Chef Allen Lo is very much at home in Orlando, Florida, having lived here since he was seventeen. His cooking skills came from growing up in his parent’s restaurant, watching them cook.
He would go to the restaurant after school and do his homework as they were there “seven days a week twelve hours a day.” He would “go in the back and help prep vegetables and fry fried rice and spring rolls.”
The most important ingredient to him is the aroma, the smell of the cooking. “What I really remember from my childhood is just all the smells… when we go back to Malaysia you walk the streets you just get hit with all these smells and whether you’re hungry, you’re not hungry you will be after you smell” the food there.
To develop the Hawkers menu Chef Allen drew from all the foods that he missed and loved eating, wanting to recreate “some of those dishes and some of those flavors is what really drove my passion.” His inspiration is drawn from “all the travels and with again the aroma, the smells the taste… the dishes that I’ve had on my travels and trying to recreate it here and making it approachable for the demographic.” He is pleased by how excited everyone has been about the menus. Chef Allen listens to comments that he receives about the food in order to further develop the menu and determine what new direction it should take. Hawkers comes out with a new menu every six months, and they try to keep it as authentic as possible.
The title of the restaurant itself is drawn from the colloquial term for a street vendor in Asia. In America “a hawker would be your Sabra’s hot dog vendor or maybe a taco vendor or something that they serve on the streets right, in Asia most of the foods are served on the street.” When he visits family in Malaysia or traveling to Singapore or Thailand, most frequently he and his family will go to a hawker center where “individual hawkers have their stalls or their carts” lined up and “everybody kind of disperses and they can go and get what they’re feeling that night or what they’re in the mood for” and
they reunite at the table and everyone shares what they’ve selected.
The symbol in the logo for the restaurant is drawn from the Chinese style of Kanji characters, but really represents the silhouette of a traditional hawker “when they’re walking down the street and selling goods with a stick on their shoulder and a basket hanging like a fender or mobile and balancing that… so if you see this cross mark with the two dots on it that’s just [the hawker] with his two baskets” and “a straw bamboo hat so it symbolizes the traditional Hawker.”
Come have a good night out by visiting Hawkers and try Chef Allen’s traditional yet creative dishes to transport yourself to the streets of Malaysia . “When a guest comes to Hawkers they should expect a wide variety of small plate offerings. Hawkers is an amazing experience with great ambiance. “You can have some good drinks, have some good food… have a good two three hours with friends… when you’re here we’re all going to enjoy the food enjoy the energy and the drinks and have a good time.”

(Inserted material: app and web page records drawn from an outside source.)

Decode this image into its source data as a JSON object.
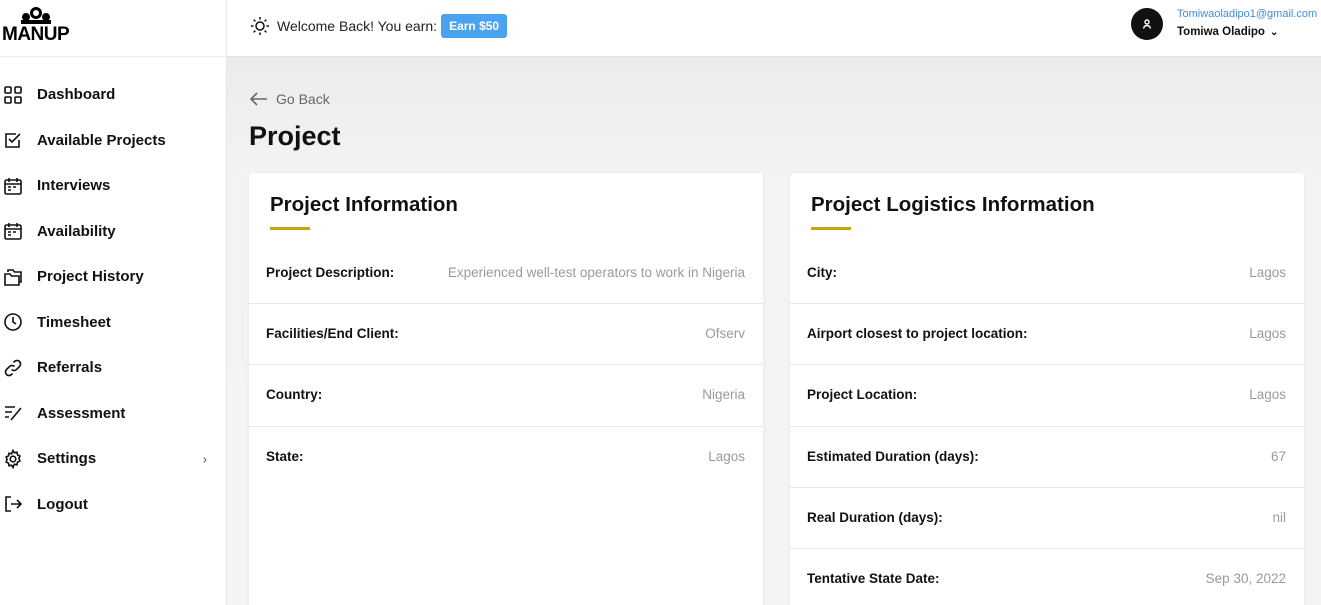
{
  "brand": {
    "name": "MANUP"
  },
  "topbar": {
    "welcome_text": "Welcome Back! You earn:",
    "earn_badge": "Earn $50",
    "user_email": "Tomiwaoladipo1@gmail.com",
    "user_name": "Tomiwa Oladipo"
  },
  "sidebar": {
    "items": [
      {
        "label": "Dashboard",
        "icon": "grid-icon"
      },
      {
        "label": "Available Projects",
        "icon": "checkbox-icon"
      },
      {
        "label": "Interviews",
        "icon": "calendar-icon"
      },
      {
        "label": "Availability",
        "icon": "calendar-icon"
      },
      {
        "label": "Project History",
        "icon": "folders-icon"
      },
      {
        "label": "Timesheet",
        "icon": "clock-icon"
      },
      {
        "label": "Referrals",
        "icon": "link-icon"
      },
      {
        "label": "Assessment",
        "icon": "checklist-icon"
      },
      {
        "label": "Settings",
        "icon": "gear-icon"
      },
      {
        "label": "Logout",
        "icon": "logout-icon"
      }
    ]
  },
  "main": {
    "go_back": "Go Back",
    "title": "Project",
    "project_info": {
      "title": "Project Information",
      "rows": [
        {
          "label": "Project Description:",
          "value": "Experienced well-test operators to work in Nigeria"
        },
        {
          "label": "Facilities/End Client:",
          "value": "Ofserv"
        },
        {
          "label": "Country:",
          "value": "Nigeria"
        },
        {
          "label": "State:",
          "value": "Lagos"
        }
      ]
    },
    "logistics_info": {
      "title": "Project Logistics Information",
      "rows": [
        {
          "label": "City:",
          "value": "Lagos"
        },
        {
          "label": "Airport closest to project location:",
          "value": "Lagos"
        },
        {
          "label": "Project Location:",
          "value": "Lagos"
        },
        {
          "label": "Estimated Duration (days):",
          "value": "67"
        },
        {
          "label": "Real Duration (days):",
          "value": "nil"
        },
        {
          "label": "Tentative State Date:",
          "value": "Sep 30, 2022"
        }
      ]
    }
  },
  "colors": {
    "accent_underline": "#c9a30a",
    "earn_badge_bg": "#4aa3f0",
    "email_link": "#3d8fdc"
  }
}
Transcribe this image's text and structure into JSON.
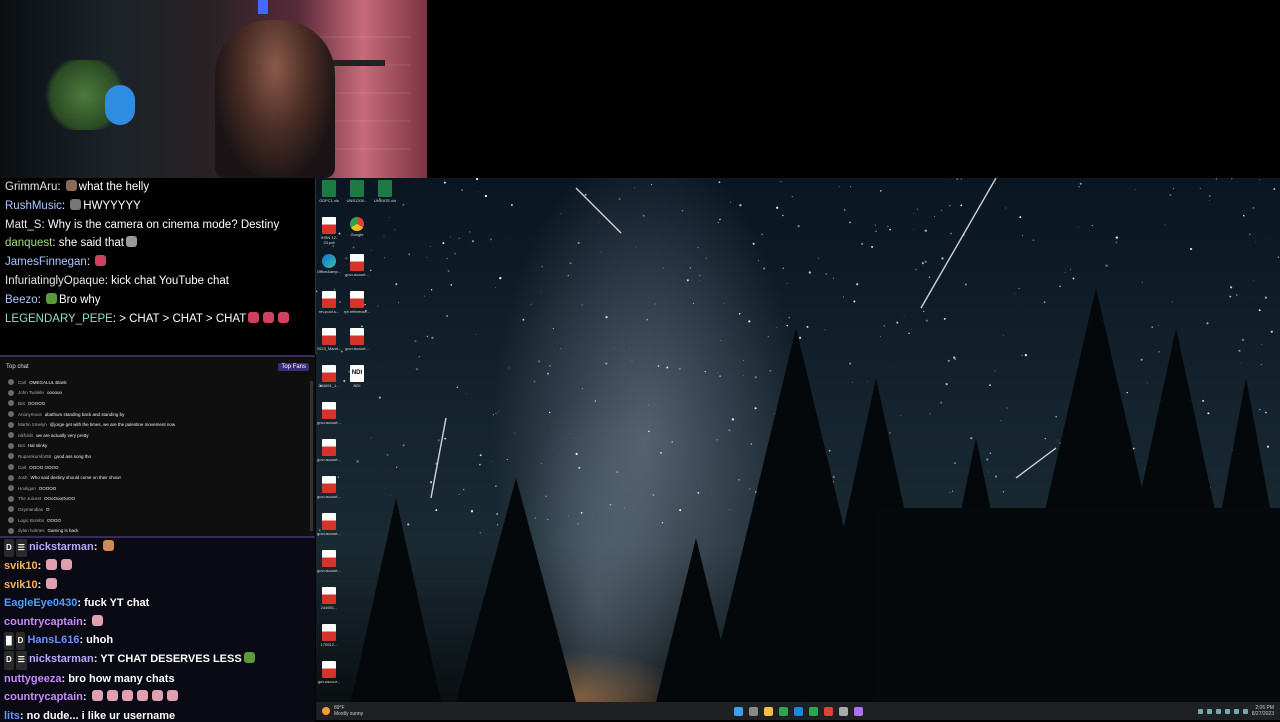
{
  "twitch_chat": [
    {
      "user": "GrimmAru",
      "color": "#e8e8e8",
      "text": "what the helly",
      "emotes": [
        "#8a6a55"
      ],
      "emote_first": true
    },
    {
      "user": "RushMusic",
      "color": "#a9c9ff",
      "text": "HWYYYYY",
      "emotes": [
        "#777"
      ],
      "emote_first": true
    },
    {
      "user": "Matt_S",
      "color": "#e8e8e8",
      "text": "Why is the camera on cinema mode? Destiny",
      "emotes": []
    },
    {
      "user": "danquest",
      "color": "#9de07a",
      "text": "she said that",
      "emotes": [
        "#999"
      ]
    },
    {
      "user": "JamesFinnegan",
      "color": "#a9c9ff",
      "text": "",
      "emotes": [
        "#d04060"
      ]
    },
    {
      "user": "InfuriatinglyOpaque",
      "color": "#e8e8e8",
      "text": "kick chat   YouTube chat",
      "emotes": []
    },
    {
      "user": "Beezo",
      "color": "#a9c9ff",
      "text": "Bro why",
      "emotes": [
        "#5a9a3a"
      ],
      "emote_first": true
    },
    {
      "user": "LEGENDARY_PEPE",
      "color": "#8fe0c0",
      "text": "> CHAT > CHAT > CHAT",
      "emotes": [
        "#d04060",
        "#d04060",
        "#d04060"
      ]
    }
  ],
  "yt_chat": {
    "header": "Top chat",
    "top_fans": "Top Fans",
    "messages": [
      {
        "author": "Carl",
        "text": "OMEGALUL Blank"
      },
      {
        "author": "John Twinkle",
        "text": "oooooo"
      },
      {
        "author": "Bot",
        "text": "OOOOO"
      },
      {
        "author": "Anonymous",
        "text": "abathurs standing back and standing by"
      },
      {
        "author": "Martin Smelyn",
        "text": "@jorge get with the times, we are the palestine movement now"
      },
      {
        "author": "nikfolds",
        "text": "we are actually very pretty"
      },
      {
        "author": "Bot",
        "text": "Hal stinky"
      },
      {
        "author": "Rupamkumfor56",
        "text": "good ass song tho"
      },
      {
        "author": "Carl",
        "text": "OOOO OOOO"
      },
      {
        "author": "Josh",
        "text": "Who said destiny should come on their show!"
      },
      {
        "author": "Hooligon",
        "text": "OOOOO"
      },
      {
        "author": "The Juicest",
        "text": "OOoOooOoOO"
      },
      {
        "author": "Ozymandias",
        "text": "O"
      },
      {
        "author": "Logic Bombs",
        "text": "OOOO"
      },
      {
        "author": "dylan holmes",
        "text": "Gaming is back"
      }
    ]
  },
  "combined_chat": [
    {
      "badges": [
        "D",
        "☰"
      ],
      "user": "nickstarman",
      "color": "#b9a7ff",
      "text": "",
      "emotes": [
        "#d08a5a"
      ]
    },
    {
      "badges": [],
      "user": "svik10",
      "color": "#ffb25a",
      "text": "",
      "emotes": [
        "#e0a0b0",
        "#e0a0b0"
      ]
    },
    {
      "badges": [],
      "user": "svik10",
      "color": "#ffb25a",
      "text": "",
      "emotes": [
        "#e0a0b0"
      ]
    },
    {
      "badges": [],
      "user": "EagleEye0430",
      "color": "#4f9fff",
      "text": "fuck YT chat",
      "emotes": []
    },
    {
      "badges": [],
      "user": "countrycaptain",
      "color": "#c88aff",
      "text": "",
      "emotes": [
        "#e0a0b0"
      ]
    },
    {
      "badges": [
        "█",
        "D"
      ],
      "user": "HansL616",
      "color": "#6a90ff",
      "text": "uhoh",
      "emotes": []
    },
    {
      "badges": [
        "D",
        "☰"
      ],
      "user": "nickstarman",
      "color": "#b9a7ff",
      "text": "YT CHAT DESERVES LESS",
      "emotes": [
        "#5a9a3a"
      ]
    },
    {
      "badges": [],
      "user": "nuttygeeza",
      "color": "#c88aff",
      "text": "bro how many chats",
      "emotes": []
    },
    {
      "badges": [],
      "user": "countrycaptain",
      "color": "#c88aff",
      "text": "",
      "emotes": [
        "#e0a0b0",
        "#e0a0b0",
        "#e0a0b0",
        "#e0a0b0",
        "#e0a0b0",
        "#e0a0b0"
      ]
    },
    {
      "badges": [],
      "user": "lits",
      "color": "#6a90ff",
      "text": "no dude... i like ur username",
      "emotes": []
    }
  ],
  "desktop_icons": [
    {
      "label": "GDPC1.xls",
      "type": "xls"
    },
    {
      "label": "UNS1200...",
      "type": "xls"
    },
    {
      "label": "UNRATE.xls",
      "type": "xls"
    },
    {
      "label": "IHSN 12-23.pdf",
      "type": "pdf"
    },
    {
      "label": "Google",
      "type": "chrome"
    },
    {
      "label": "Office&amp...",
      "type": "edge"
    },
    {
      "label": "gov.uscourt...",
      "type": "pdf"
    },
    {
      "label": "rev.pool.s...",
      "type": "pdf"
    },
    {
      "label": "rpt.reference...",
      "type": "pdf"
    },
    {
      "label": "2023_Mand...",
      "type": "pdf"
    },
    {
      "label": "gov.uscourt...",
      "type": "pdf"
    },
    {
      "label": "244651_1...",
      "type": "pdf"
    },
    {
      "label": "NDI",
      "type": "ndi"
    },
    {
      "label": "gov.uscourt...",
      "type": "pdf"
    },
    {
      "label": "gov.uscourt...",
      "type": "pdf"
    },
    {
      "label": "gov.uscourt...",
      "type": "pdf"
    },
    {
      "label": "gov.uscourt...",
      "type": "pdf"
    },
    {
      "label": "gov.uscourt...",
      "type": "pdf"
    },
    {
      "label": "244651...",
      "type": "pdf"
    },
    {
      "label": "170512...",
      "type": "pdf"
    },
    {
      "label": "gov.uscour...",
      "type": "pdf"
    }
  ],
  "taskbar": {
    "weather_temp": "89°F",
    "weather_desc": "Mostly sunny",
    "time": "2:06 PM",
    "date": "8/27/2023",
    "center_colors": [
      "#3aa0ff",
      "#888",
      "#f0c040",
      "#2da44e",
      "#1a88e0",
      "#2da44e",
      "#e34133",
      "#aaa",
      "#b070ff"
    ]
  }
}
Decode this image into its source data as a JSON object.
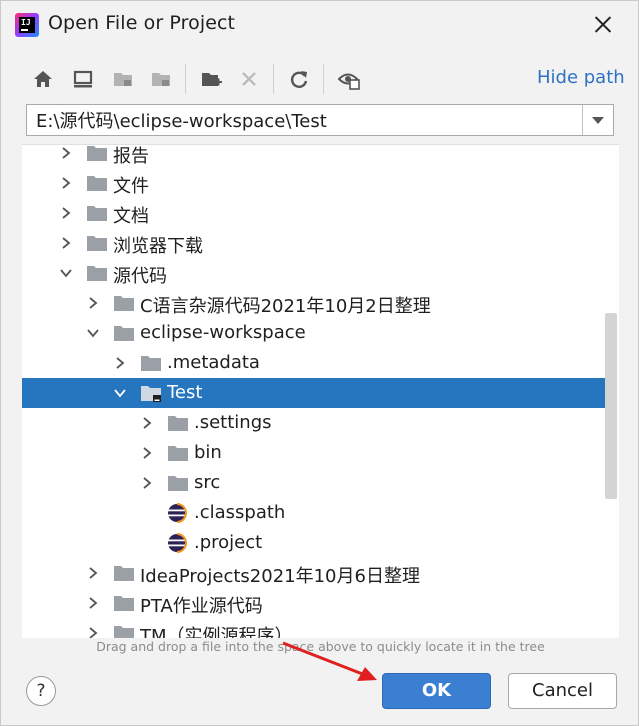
{
  "window": {
    "title": "Open File or Project"
  },
  "toolbar": {
    "hide_path_label": "Hide path"
  },
  "path": {
    "value": "E:\\源代码\\eclipse-workspace\\Test"
  },
  "tree": {
    "items": [
      {
        "label": "报告"
      },
      {
        "label": "文件"
      },
      {
        "label": "文档"
      },
      {
        "label": "浏览器下载"
      },
      {
        "label": "源代码"
      },
      {
        "label": "C语言杂源代码2021年10月2日整理"
      },
      {
        "label": "eclipse-workspace"
      },
      {
        "label": ".metadata"
      },
      {
        "label": "Test"
      },
      {
        "label": ".settings"
      },
      {
        "label": "bin"
      },
      {
        "label": "src"
      },
      {
        "label": ".classpath"
      },
      {
        "label": ".project"
      },
      {
        "label": "IdeaProjects2021年10月6日整理"
      },
      {
        "label": "PTA作业源代码"
      },
      {
        "label": "TM（实例源程序）"
      }
    ]
  },
  "hint": "Drag and drop a file into the space above to quickly locate it in the tree",
  "buttons": {
    "help": "?",
    "ok": "OK",
    "cancel": "Cancel"
  },
  "colors": {
    "selection": "#2675bf",
    "link": "#2f72c4",
    "ok_button": "#3a7fd1",
    "arrow": "#e02020"
  }
}
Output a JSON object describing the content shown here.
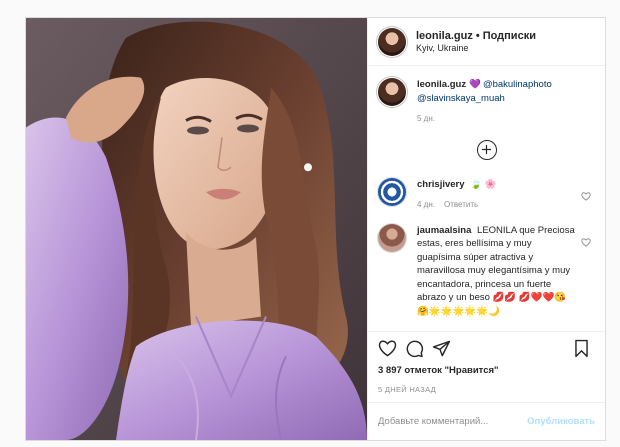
{
  "header": {
    "username": "leonila.guz",
    "separator": "•",
    "follow_label": "Подписки",
    "location": "Kyiv, Ukraine"
  },
  "caption": {
    "username": "leonila.guz",
    "heart": "💜",
    "mention1": "@bakulinaphoto",
    "mention2": "@slavinskaya_muah",
    "time": "5 дн."
  },
  "comments": [
    {
      "username": "chrisjivery",
      "text": "🍃 🌸",
      "time": "4 дн.",
      "reply_label": "Ответить"
    },
    {
      "username": "jaumaalsina",
      "text": "LEONILA que Preciosa estas, eres bellísima y muy guapísima súper atractiva y maravillosa muy elegantísima y muy encantadora, princesa un fuerte abrazo y un beso 💋💋 💋❤️❤️😘🤗🌟🌟🌟🌟🌟🌙"
    }
  ],
  "post": {
    "likes": "3 897 отметок \"Нравится\"",
    "ago": "5 ДНЕЙ НАЗАД"
  },
  "composer": {
    "placeholder": "Добавьте комментарий...",
    "publish_label": "Опубликовать"
  },
  "colors": {
    "accent": "#0095f6",
    "publish_disabled": "#b2dffc",
    "mention": "#00376b"
  }
}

Produced by: Irina Pabis
Photo/Video by: Richard Pabis
Written by: Katrina Belle